The backport testing showed no regressions, so I committed it to GCC 7.
Thanks!

Peter

Patch

Index: gcc/ddg.c
===================================================================
--- gcc/ddg.c	(revision 258802)
+++ gcc/ddg.c	(working copy)
@@ -295,6 +295,11 @@  add_cross_iteration_register_deps (ddg_p
   /* Create inter-loop true dependences and anti dependences.  */
   for (r_use = DF_REF_CHAIN (last_def); r_use != NULL; r_use = r_use->next)
     {
+      /* PR84878: Some definitions of global hard registers may not have
+      any following uses or they may be artificial, so skip them.  */
+      if (DF_REF_INSN_INFO (r_use->ref) == NULL)
+	continue;
+
       rtx_insn *use_insn = DF_REF_INSN (r_use->ref);
 
       if (BLOCK_FOR_INSN (use_insn) != g->bb)
Index: gcc/testsuite/gcc.dg/pr84878.c
===================================================================
--- gcc/testsuite/gcc.dg/pr84878.c	(revision 0)
+++ gcc/testsuite/gcc.dg/pr84878.c	(working copy)
@@ -0,0 +1,20 @@ 
+/* PR rtl-optimization/84878 */
+/* { dg-do compile { target { powerpc*-*-* } } } */
+/* { dg-skip-if "do not override -mcpu" { powerpc*-*-* } { "-mcpu=*" } { "-mcpu=G5" } } */
+/* { dg-require-effective-target powerpc_altivec_ok } */
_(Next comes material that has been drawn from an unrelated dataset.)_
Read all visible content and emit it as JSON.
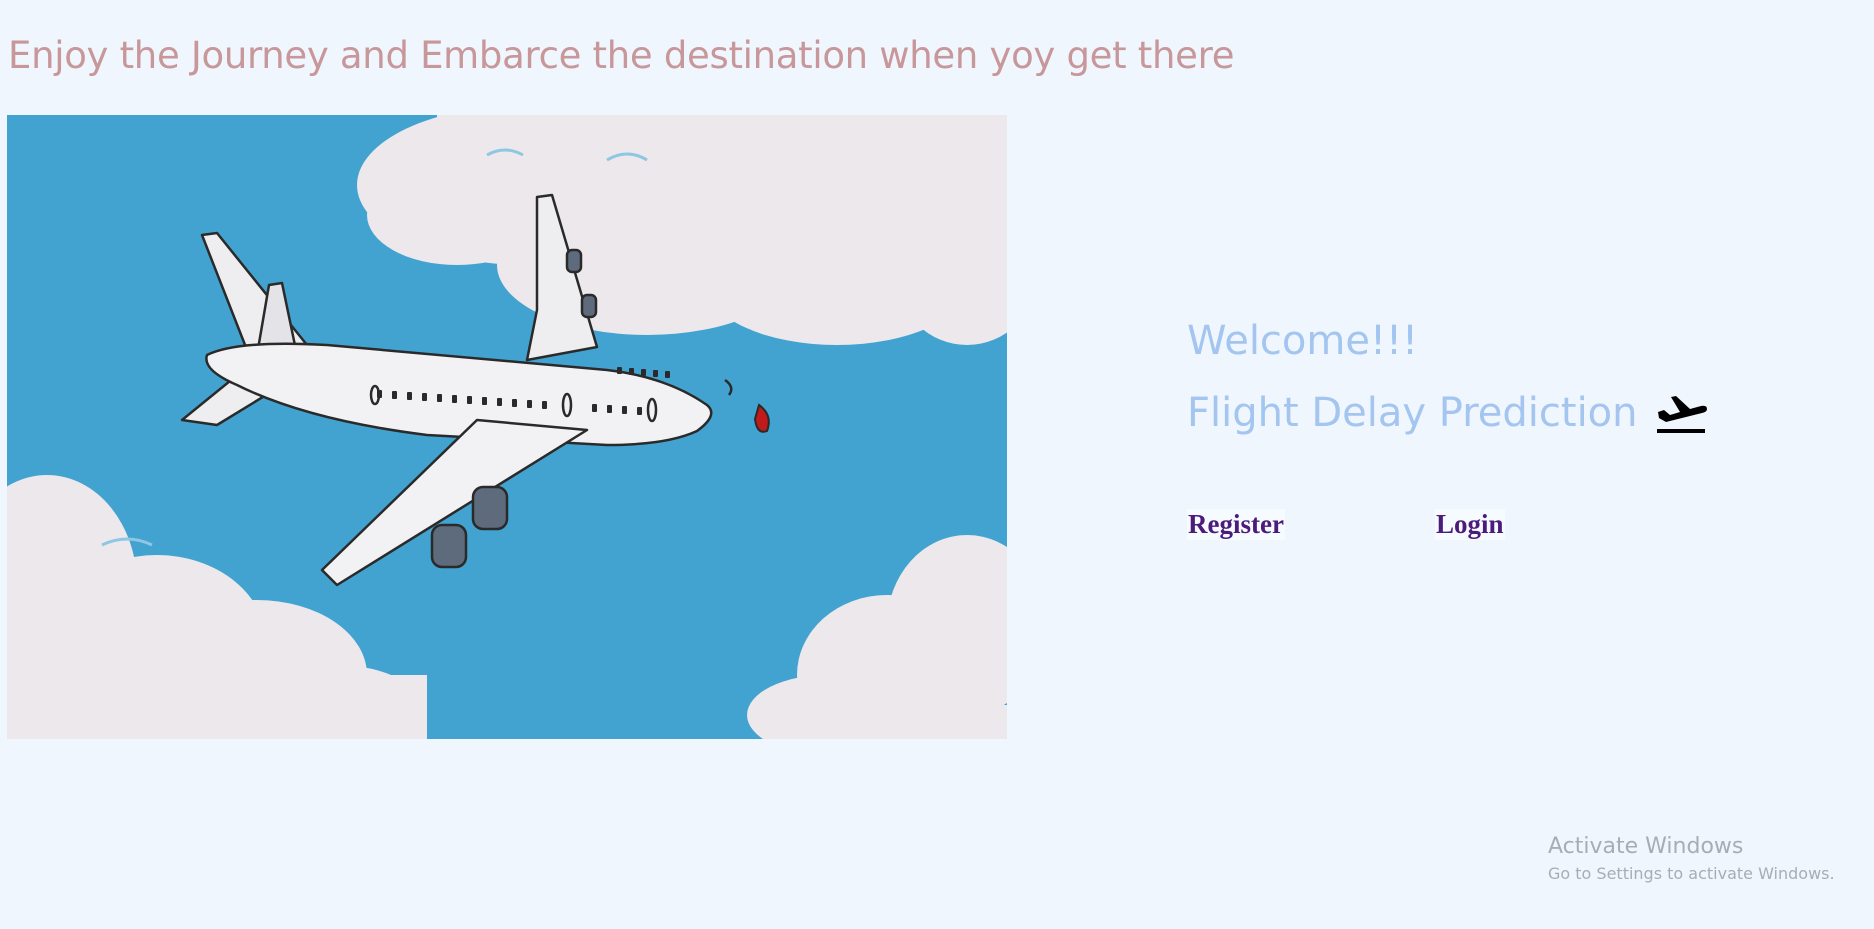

+/* { dg-options "-O2 -mcpu=G5 -fmodulo-sched -ftree-vectorize -funroll-loops -fassociative-math -fno-signed-zeros -fno-trapping-math" } */
+
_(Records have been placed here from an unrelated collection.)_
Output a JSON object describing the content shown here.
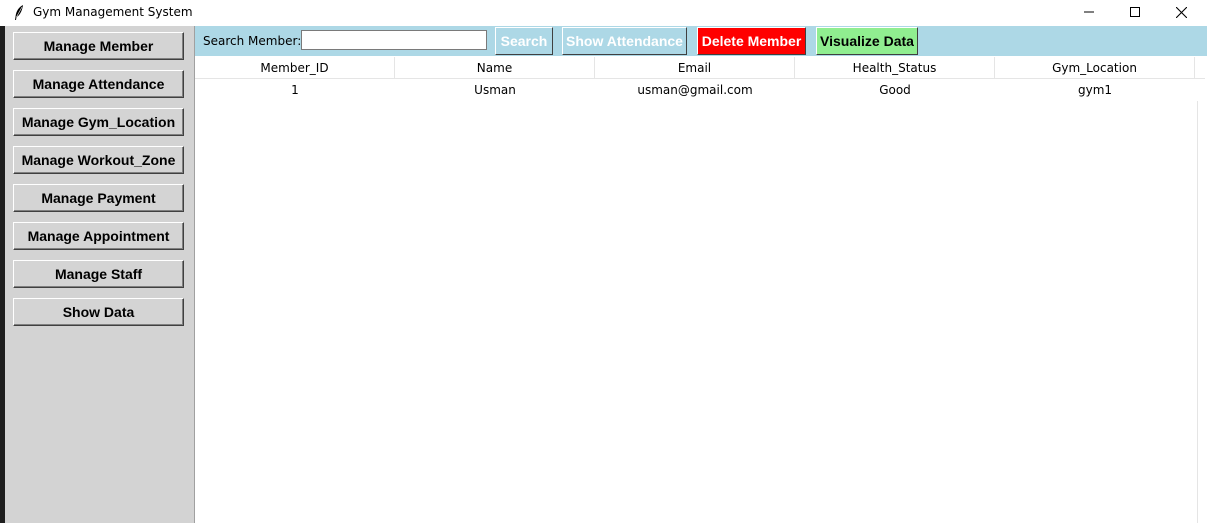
{
  "window": {
    "title": "Gym Management System",
    "controls": {
      "minimize": "—",
      "maximize": "☐",
      "close": "✕"
    }
  },
  "sidebar": {
    "items": [
      {
        "label": "Manage Member"
      },
      {
        "label": "Manage Attendance"
      },
      {
        "label": "Manage Gym_Location"
      },
      {
        "label": "Manage Workout_Zone"
      },
      {
        "label": "Manage Payment"
      },
      {
        "label": "Manage Appointment"
      },
      {
        "label": "Manage Staff"
      },
      {
        "label": "Show Data"
      }
    ]
  },
  "toolbar": {
    "search_label": "Search Member:",
    "search_value": "",
    "search_button": "Search",
    "show_attendance_button": "Show Attendance",
    "delete_button": "Delete Member",
    "visualize_button": "Visualize Data"
  },
  "table": {
    "columns": [
      "Member_ID",
      "Name",
      "Email",
      "Health_Status",
      "Gym_Location"
    ],
    "rows": [
      [
        "1",
        "Usman",
        "usman@gmail.com",
        "Good",
        "gym1"
      ]
    ]
  },
  "colors": {
    "toolbar_bg": "#add8e6",
    "sidebar_bg": "#d3d3d3",
    "delete_bg": "#ff0000",
    "visualize_bg": "#90ee90"
  }
}
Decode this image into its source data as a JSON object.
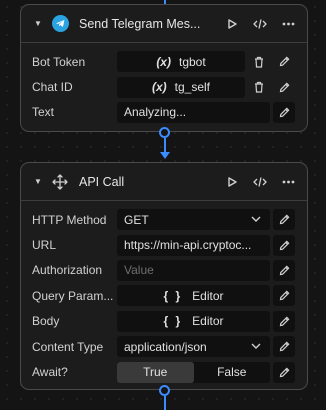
{
  "node1": {
    "title": "Send Telegram Mes...",
    "icon": "telegram-icon",
    "fields": {
      "bot_token": {
        "label": "Bot Token",
        "symbol": "(x)",
        "value": "tgbot"
      },
      "chat_id": {
        "label": "Chat ID",
        "symbol": "(x)",
        "value": "tg_self"
      },
      "text": {
        "label": "Text",
        "value": "Analyzing..."
      }
    }
  },
  "node2": {
    "title": "API Call",
    "icon": "move-icon",
    "fields": {
      "http_method": {
        "label": "HTTP Method",
        "value": "GET"
      },
      "url": {
        "label": "URL",
        "value": "https://min-api.cryptoc..."
      },
      "authorization": {
        "label": "Authorization",
        "placeholder": "Value"
      },
      "query_params": {
        "label": "Query Param...",
        "symbol": "{ }",
        "value": "Editor"
      },
      "body": {
        "label": "Body",
        "symbol": "{ }",
        "value": "Editor"
      },
      "content_type": {
        "label": "Content Type",
        "value": "application/json"
      },
      "await": {
        "label": "Await?",
        "true_label": "True",
        "false_label": "False",
        "selected": "True"
      }
    }
  },
  "colors": {
    "accent": "#3b8cff",
    "telegram": "#2aa3e0",
    "node_bg": "#1c1c1c",
    "field_bg": "#101010"
  }
}
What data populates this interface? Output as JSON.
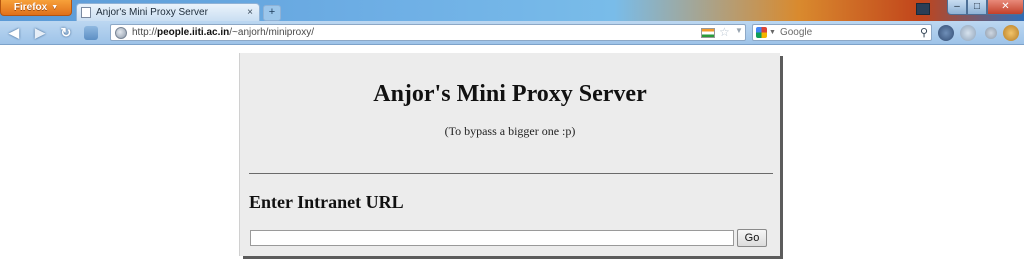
{
  "browser": {
    "menu_button_label": "Firefox",
    "tab": {
      "title": "Anjor's Mini Proxy Server",
      "close_symbol": "×"
    },
    "new_tab_symbol": "+",
    "window_controls": {
      "minimize": "–",
      "maximize": "□",
      "close": "✕"
    },
    "address": {
      "prefix": "http://",
      "domain": "people.iiti.ac.in",
      "path": "/~anjorh/miniproxy/"
    },
    "search": {
      "placeholder": "Google",
      "engine_icon": "google-icon"
    },
    "nav": {
      "back": "◀",
      "forward": "▶",
      "reload": "↻",
      "rss": "RSS"
    }
  },
  "page": {
    "title": "Anjor's Mini Proxy Server",
    "subtitle": "(To bypass a bigger one :p)",
    "section_heading": "Enter Intranet URL",
    "form": {
      "url_value": "",
      "go_label": "Go"
    }
  },
  "colors": {
    "page_box_background": "#ececec",
    "firefox_button": "#e0701a",
    "navbar": "#9ec3e8"
  }
}
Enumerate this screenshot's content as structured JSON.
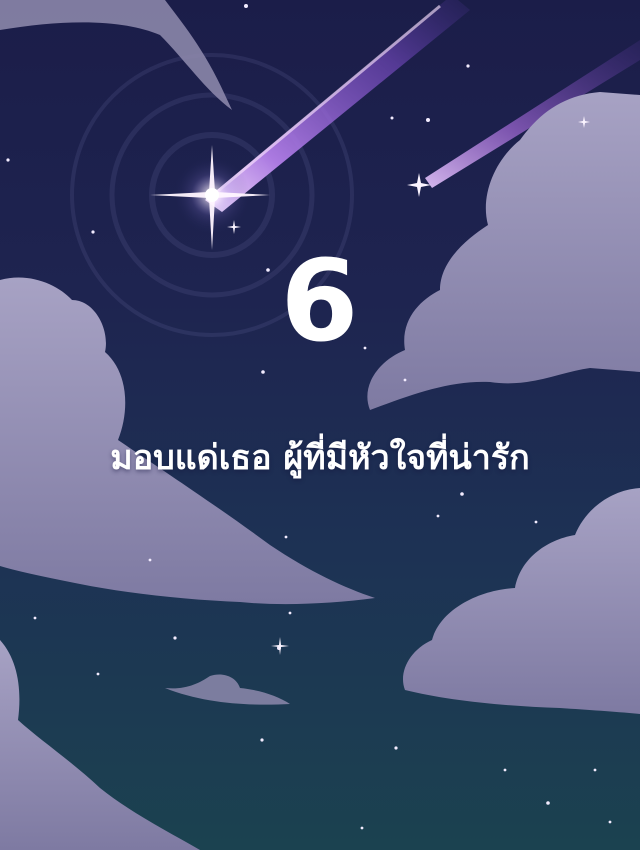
{
  "poster": {
    "number": "6",
    "caption": "มอบแด่เธอ ผู้ที่มีหัวใจที่น่ารัก"
  },
  "colors": {
    "sky_top": "#1b1d49",
    "sky_bottom": "#1b4250",
    "cloud": "#8e89ad",
    "meteor": "#9b6ad8",
    "text": "#ffffff"
  },
  "decorations": {
    "icons": [
      "shooting-star-icon",
      "sparkle-star-icon",
      "cloud-icon"
    ]
  }
}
+int ek;
+float zu;
+
+int
+k5 (int ks)
+{
+  while (ek < 1)
+    {
+      ks += (int)(0x1000000 + zu + !ek);
+      ++ek;
+    }
+
+  return ks;
+}